#### Work order:
For each entry below, output it exactly as it stands.

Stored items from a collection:
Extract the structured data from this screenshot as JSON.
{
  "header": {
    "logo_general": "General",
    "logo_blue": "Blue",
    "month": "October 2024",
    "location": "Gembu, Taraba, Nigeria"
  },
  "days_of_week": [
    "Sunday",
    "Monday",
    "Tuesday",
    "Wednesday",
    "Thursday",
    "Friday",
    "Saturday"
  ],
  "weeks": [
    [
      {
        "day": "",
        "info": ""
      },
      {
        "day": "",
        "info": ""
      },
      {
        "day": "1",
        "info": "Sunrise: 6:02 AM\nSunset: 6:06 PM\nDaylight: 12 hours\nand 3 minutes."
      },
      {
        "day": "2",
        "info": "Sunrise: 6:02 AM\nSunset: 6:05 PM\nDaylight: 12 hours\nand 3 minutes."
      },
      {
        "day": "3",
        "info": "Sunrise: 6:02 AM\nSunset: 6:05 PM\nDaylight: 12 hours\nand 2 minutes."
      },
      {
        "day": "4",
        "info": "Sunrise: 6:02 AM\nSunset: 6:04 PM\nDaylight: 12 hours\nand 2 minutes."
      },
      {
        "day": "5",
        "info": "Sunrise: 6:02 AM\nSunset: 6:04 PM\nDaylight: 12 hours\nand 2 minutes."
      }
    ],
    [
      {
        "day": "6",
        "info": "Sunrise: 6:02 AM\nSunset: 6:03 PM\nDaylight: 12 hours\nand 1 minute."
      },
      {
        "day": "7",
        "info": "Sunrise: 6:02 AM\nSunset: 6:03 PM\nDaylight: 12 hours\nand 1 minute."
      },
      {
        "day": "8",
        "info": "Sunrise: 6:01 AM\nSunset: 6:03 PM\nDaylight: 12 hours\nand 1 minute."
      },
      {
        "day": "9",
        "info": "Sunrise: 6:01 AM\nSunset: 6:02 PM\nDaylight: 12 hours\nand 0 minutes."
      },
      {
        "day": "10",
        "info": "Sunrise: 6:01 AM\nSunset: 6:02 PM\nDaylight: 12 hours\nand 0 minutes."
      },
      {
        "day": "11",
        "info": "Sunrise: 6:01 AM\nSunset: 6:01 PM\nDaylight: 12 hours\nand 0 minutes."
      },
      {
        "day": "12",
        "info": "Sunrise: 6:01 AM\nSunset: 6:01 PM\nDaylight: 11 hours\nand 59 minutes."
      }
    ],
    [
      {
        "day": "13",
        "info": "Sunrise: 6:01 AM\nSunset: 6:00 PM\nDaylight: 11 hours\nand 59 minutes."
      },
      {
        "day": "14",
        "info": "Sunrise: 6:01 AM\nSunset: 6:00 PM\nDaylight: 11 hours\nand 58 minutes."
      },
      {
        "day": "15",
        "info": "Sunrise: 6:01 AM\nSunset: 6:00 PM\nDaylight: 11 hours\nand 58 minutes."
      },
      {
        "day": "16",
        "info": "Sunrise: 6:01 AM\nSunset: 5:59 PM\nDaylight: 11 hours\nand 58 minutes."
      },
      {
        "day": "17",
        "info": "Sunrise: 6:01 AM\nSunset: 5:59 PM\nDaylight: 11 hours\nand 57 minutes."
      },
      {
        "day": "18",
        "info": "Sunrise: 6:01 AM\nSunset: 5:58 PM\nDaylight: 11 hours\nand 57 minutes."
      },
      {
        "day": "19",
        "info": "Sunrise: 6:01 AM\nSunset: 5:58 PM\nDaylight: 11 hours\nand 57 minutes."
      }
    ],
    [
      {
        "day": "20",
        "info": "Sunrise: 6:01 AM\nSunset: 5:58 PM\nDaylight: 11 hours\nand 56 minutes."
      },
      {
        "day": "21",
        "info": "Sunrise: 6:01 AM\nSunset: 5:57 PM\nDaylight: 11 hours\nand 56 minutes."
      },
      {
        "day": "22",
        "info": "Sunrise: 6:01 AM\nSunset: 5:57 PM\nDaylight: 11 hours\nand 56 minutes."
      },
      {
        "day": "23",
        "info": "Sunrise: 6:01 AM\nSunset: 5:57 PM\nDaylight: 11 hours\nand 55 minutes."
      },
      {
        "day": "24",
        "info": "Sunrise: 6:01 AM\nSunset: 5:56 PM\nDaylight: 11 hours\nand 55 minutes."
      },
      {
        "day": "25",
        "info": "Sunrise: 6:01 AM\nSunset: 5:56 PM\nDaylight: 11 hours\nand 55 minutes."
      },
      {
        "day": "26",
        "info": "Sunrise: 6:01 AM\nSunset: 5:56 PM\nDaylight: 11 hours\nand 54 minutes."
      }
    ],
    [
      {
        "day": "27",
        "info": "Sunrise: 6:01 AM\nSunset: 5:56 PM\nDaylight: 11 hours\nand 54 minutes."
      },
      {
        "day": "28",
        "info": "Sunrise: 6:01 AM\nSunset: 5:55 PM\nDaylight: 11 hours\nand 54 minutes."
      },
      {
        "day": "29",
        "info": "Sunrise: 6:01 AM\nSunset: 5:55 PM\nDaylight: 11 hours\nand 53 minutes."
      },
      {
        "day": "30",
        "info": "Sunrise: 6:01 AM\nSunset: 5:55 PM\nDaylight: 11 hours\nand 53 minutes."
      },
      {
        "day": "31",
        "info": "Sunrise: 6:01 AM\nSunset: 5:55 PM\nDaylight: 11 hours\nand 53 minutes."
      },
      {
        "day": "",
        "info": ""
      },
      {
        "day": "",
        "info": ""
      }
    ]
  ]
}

#### Your solution:
Extract the structured data from this screenshot as JSON.
{
  "header": {
    "logo_general": "General",
    "logo_blue": "Blue",
    "month": "October 2024",
    "location": "Gembu, Taraba, Nigeria"
  },
  "days_of_week": [
    "Sunday",
    "Monday",
    "Tuesday",
    "Wednesday",
    "Thursday",
    "Friday",
    "Saturday"
  ],
  "weeks": [
    [
      {
        "day": "",
        "info": ""
      },
      {
        "day": "",
        "info": ""
      },
      {
        "day": "1",
        "info": "Sunrise: 6:02 AM\nSunset: 6:06 PM\nDaylight: 12 hours\nand 3 minutes."
      },
      {
        "day": "2",
        "info": "Sunrise: 6:02 AM\nSunset: 6:05 PM\nDaylight: 12 hours\nand 3 minutes."
      },
      {
        "day": "3",
        "info": "Sunrise: 6:02 AM\nSunset: 6:05 PM\nDaylight: 12 hours\nand 2 minutes."
      },
      {
        "day": "4",
        "info": "Sunrise: 6:02 AM\nSunset: 6:04 PM\nDaylight: 12 hours\nand 2 minutes."
      },
      {
        "day": "5",
        "info": "Sunrise: 6:02 AM\nSunset: 6:04 PM\nDaylight: 12 hours\nand 2 minutes."
      }
    ],
    [
      {
        "day": "6",
        "info": "Sunrise: 6:02 AM\nSunset: 6:03 PM\nDaylight: 12 hours\nand 1 minute."
      },
      {
        "day": "7",
        "info": "Sunrise: 6:02 AM\nSunset: 6:03 PM\nDaylight: 12 hours\nand 1 minute."
      },
      {
        "day": "8",
        "info": "Sunrise: 6:01 AM\nSunset: 6:03 PM\nDaylight: 12 hours\nand 1 minute."
      },
      {
        "day": "9",
        "info": "Sunrise: 6:01 AM\nSunset: 6:02 PM\nDaylight: 12 hours\nand 0 minutes."
      },
      {
        "day": "10",
        "info": "Sunrise: 6:01 AM\nSunset: 6:02 PM\nDaylight: 12 hours\nand 0 minutes."
      },
      {
        "day": "11",
        "info": "Sunrise: 6:01 AM\nSunset: 6:01 PM\nDaylight: 12 hours\nand 0 minutes."
      },
      {
        "day": "12",
        "info": "Sunrise: 6:01 AM\nSunset: 6:01 PM\nDaylight: 11 hours\nand 59 minutes."
      }
    ],
    [
      {
        "day": "13",
        "info": "Sunrise: 6:01 AM\nSunset: 6:00 PM\nDaylight: 11 hours\nand 59 minutes."
      },
      {
        "day": "14",
        "info": "Sunrise: 6:01 AM\nSunset: 6:00 PM\nDaylight: 11 hours\nand 58 minutes."
      },
      {
        "day": "15",
        "info": "Sunrise: 6:01 AM\nSunset: 6:00 PM\nDaylight: 11 hours\nand 58 minutes."
      },
      {
        "day": "16",
        "info": "Sunrise: 6:01 AM\nSunset: 5:59 PM\nDaylight: 11 hours\nand 58 minutes."
      },
      {
        "day": "17",
        "info": "Sunrise: 6:01 AM\nSunset: 5:59 PM\nDaylight: 11 hours\nand 57 minutes."
      },
      {
        "day": "18",
        "info": "Sunrise: 6:01 AM\nSunset: 5:58 PM\nDaylight: 11 hours\nand 57 minutes."
      },
      {
        "day": "19",
        "info": "Sunrise: 6:01 AM\nSunset: 5:58 PM\nDaylight: 11 hours\nand 57 minutes."
      }
    ],
    [
      {
        "day": "20",
        "info": "Sunrise: 6:01 AM\nSunset: 5:58 PM\nDaylight: 11 hours\nand 56 minutes."
      },
      {
        "day": "21",
        "info": "Sunrise: 6:01 AM\nSunset: 5:57 PM\nDaylight: 11 hours\nand 56 minutes."
      },
      {
        "day": "22",
        "info": "Sunrise: 6:01 AM\nSunset: 5:57 PM\nDaylight: 11 hours\nand 56 minutes."
      },
      {
        "day": "23",
        "info": "Sunrise: 6:01 AM\nSunset: 5:57 PM\nDaylight: 11 hours\nand 55 minutes."
      },
      {
        "day": "24",
        "info": "Sunrise: 6:01 AM\nSunset: 5:56 PM\nDaylight: 11 hours\nand 55 minutes."
      },
      {
        "day": "25",
        "info": "Sunrise: 6:01 AM\nSunset: 5:56 PM\nDaylight: 11 hours\nand 55 minutes."
      },
      {
        "day": "26",
        "info": "Sunrise: 6:01 AM\nSunset: 5:56 PM\nDaylight: 11 hours\nand 54 minutes."
      }
    ],
    [
      {
        "day": "27",
        "info": "Sunrise: 6:01 AM\nSunset: 5:56 PM\nDaylight: 11 hours\nand 54 minutes."
      },
      {
        "day": "28",
        "info": "Sunrise: 6:01 AM\nSunset: 5:55 PM\nDaylight: 11 hours\nand 54 minutes."
      },
      {
        "day": "29",
        "info": "Sunrise: 6:01 AM\nSunset: 5:55 PM\nDaylight: 11 hours\nand 53 minutes."
      },
      {
        "day": "30",
        "info": "Sunrise: 6:01 AM\nSunset: 5:55 PM\nDaylight: 11 hours\nand 53 minutes."
      },
      {
        "day": "31",
        "info": "Sunrise: 6:01 AM\nSunset: 5:55 PM\nDaylight: 11 hours\nand 53 minutes."
      },
      {
        "day": "",
        "info": ""
      },
      {
        "day": "",
        "info": ""
      }
    ]
  ]
}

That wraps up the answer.